Start of Data records

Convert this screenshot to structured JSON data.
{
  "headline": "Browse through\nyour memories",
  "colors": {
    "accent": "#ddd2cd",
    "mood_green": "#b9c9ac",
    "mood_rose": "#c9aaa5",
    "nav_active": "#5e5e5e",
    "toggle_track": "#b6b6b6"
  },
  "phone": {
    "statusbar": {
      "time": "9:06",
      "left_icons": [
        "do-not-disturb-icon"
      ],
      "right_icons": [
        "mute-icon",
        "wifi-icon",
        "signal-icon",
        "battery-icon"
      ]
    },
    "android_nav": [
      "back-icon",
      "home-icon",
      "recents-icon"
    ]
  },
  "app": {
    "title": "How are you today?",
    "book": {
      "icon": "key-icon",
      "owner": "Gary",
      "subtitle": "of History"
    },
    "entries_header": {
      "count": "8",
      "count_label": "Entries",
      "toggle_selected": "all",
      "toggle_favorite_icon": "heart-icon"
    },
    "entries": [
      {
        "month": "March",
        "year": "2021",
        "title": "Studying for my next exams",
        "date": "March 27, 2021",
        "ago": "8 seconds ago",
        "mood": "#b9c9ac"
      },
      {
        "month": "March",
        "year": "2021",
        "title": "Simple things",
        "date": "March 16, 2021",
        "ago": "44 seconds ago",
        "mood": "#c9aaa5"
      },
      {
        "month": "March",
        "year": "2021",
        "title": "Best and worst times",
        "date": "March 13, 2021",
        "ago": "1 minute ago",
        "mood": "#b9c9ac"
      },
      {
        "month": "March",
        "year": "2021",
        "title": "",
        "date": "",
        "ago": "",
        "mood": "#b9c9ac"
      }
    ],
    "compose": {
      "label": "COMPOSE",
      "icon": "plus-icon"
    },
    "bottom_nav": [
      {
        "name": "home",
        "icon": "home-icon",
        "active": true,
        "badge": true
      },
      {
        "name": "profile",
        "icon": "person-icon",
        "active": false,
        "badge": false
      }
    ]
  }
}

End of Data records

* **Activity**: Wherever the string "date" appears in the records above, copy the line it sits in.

* **Written solution**:
        "date": "March 27, 2021",
        "date": "March 16, 2021",
        "date": "March 13, 2021",
        "date": "",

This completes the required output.